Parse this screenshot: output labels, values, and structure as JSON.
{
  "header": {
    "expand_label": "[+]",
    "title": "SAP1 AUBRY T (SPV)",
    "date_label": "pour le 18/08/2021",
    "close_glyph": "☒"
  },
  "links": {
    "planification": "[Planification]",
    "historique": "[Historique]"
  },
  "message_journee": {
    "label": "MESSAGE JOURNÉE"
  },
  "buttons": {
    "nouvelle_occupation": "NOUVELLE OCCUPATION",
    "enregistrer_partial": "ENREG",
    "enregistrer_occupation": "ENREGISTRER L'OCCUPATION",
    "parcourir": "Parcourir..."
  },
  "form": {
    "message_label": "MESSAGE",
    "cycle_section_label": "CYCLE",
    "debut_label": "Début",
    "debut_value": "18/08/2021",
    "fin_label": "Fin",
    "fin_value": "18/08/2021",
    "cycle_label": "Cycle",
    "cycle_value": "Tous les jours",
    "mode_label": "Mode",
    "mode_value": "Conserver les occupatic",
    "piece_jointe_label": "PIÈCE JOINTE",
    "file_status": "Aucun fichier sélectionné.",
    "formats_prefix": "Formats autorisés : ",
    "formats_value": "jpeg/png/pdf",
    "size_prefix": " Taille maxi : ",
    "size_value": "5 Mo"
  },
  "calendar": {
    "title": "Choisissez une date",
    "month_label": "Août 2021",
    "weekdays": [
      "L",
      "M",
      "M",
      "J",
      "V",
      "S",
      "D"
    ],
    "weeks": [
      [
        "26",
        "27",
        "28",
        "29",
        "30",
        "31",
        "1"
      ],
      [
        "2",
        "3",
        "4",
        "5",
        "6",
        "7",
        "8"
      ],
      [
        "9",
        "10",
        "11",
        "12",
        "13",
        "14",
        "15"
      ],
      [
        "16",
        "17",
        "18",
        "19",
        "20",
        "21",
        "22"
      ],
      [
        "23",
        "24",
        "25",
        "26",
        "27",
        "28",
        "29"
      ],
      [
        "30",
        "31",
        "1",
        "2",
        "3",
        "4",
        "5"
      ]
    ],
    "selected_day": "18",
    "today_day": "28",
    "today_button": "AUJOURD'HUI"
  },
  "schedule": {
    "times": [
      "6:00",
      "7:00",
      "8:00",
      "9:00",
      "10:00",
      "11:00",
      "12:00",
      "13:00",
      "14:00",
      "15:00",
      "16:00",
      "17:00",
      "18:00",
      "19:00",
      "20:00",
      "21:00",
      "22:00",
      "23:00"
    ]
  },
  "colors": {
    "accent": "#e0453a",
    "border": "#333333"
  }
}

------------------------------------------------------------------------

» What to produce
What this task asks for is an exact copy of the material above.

» Written solution
Parse this screenshot: output labels, values, and structure as JSON.
{
  "header": {
    "expand_label": "[+]",
    "title": "SAP1 AUBRY T (SPV)",
    "date_label": "pour le 18/08/2021",
    "close_glyph": "☒"
  },
  "links": {
    "planification": "[Planification]",
    "historique": "[Historique]"
  },
  "message_journee": {
    "label": "MESSAGE JOURNÉE"
  },
  "buttons": {
    "nouvelle_occupation": "NOUVELLE OCCUPATION",
    "enregistrer_partial": "ENREG",
    "enregistrer_occupation": "ENREGISTRER L'OCCUPATION",
    "parcourir": "Parcourir..."
  },
  "form": {
    "message_label": "MESSAGE",
    "cycle_section_label": "CYCLE",
    "debut_label": "Début",
    "debut_value": "18/08/2021",
    "fin_label": "Fin",
    "fin_value": "18/08/2021",
    "cycle_label": "Cycle",
    "cycle_value": "Tous les jours",
    "mode_label": "Mode",
    "mode_value": "Conserver les occupatic",
    "piece_jointe_label": "PIÈCE JOINTE",
    "file_status": "Aucun fichier sélectionné.",
    "formats_prefix": "Formats autorisés : ",
    "formats_value": "jpeg/png/pdf",
    "size_prefix": " Taille maxi : ",
    "size_value": "5 Mo"
  },
  "calendar": {
    "title": "Choisissez une date",
    "month_label": "Août 2021",
    "weekdays": [
      "L",
      "M",
      "M",
      "J",
      "V",
      "S",
      "D"
    ],
    "weeks": [
      [
        "26",
        "27",
        "28",
        "29",
        "30",
        "31",
        "1"
      ],
      [
        "2",
        "3",
        "4",
        "5",
        "6",
        "7",
        "8"
      ],
      [
        "9",
        "10",
        "11",
        "12",
        "13",
        "14",
        "15"
      ],
      [
        "16",
        "17",
        "18",
        "19",
        "20",
        "21",
        "22"
      ],
      [
        "23",
        "24",
        "25",
        "26",
        "27",
        "28",
        "29"
      ],
      [
        "30",
        "31",
        "1",
        "2",
        "3",
        "4",
        "5"
      ]
    ],
    "selected_day": "18",
    "today_day": "28",
    "today_button": "AUJOURD'HUI"
  },
  "schedule": {
    "times": [
      "6:00",
      "7:00",
      "8:00",
      "9:00",
      "10:00",
      "11:00",
      "12:00",
      "13:00",
      "14:00",
      "15:00",
      "16:00",
      "17:00",
      "18:00",
      "19:00",
      "20:00",
      "21:00",
      "22:00",
      "23:00"
    ]
  },
  "colors": {
    "accent": "#e0453a",
    "border": "#333333"
  }
}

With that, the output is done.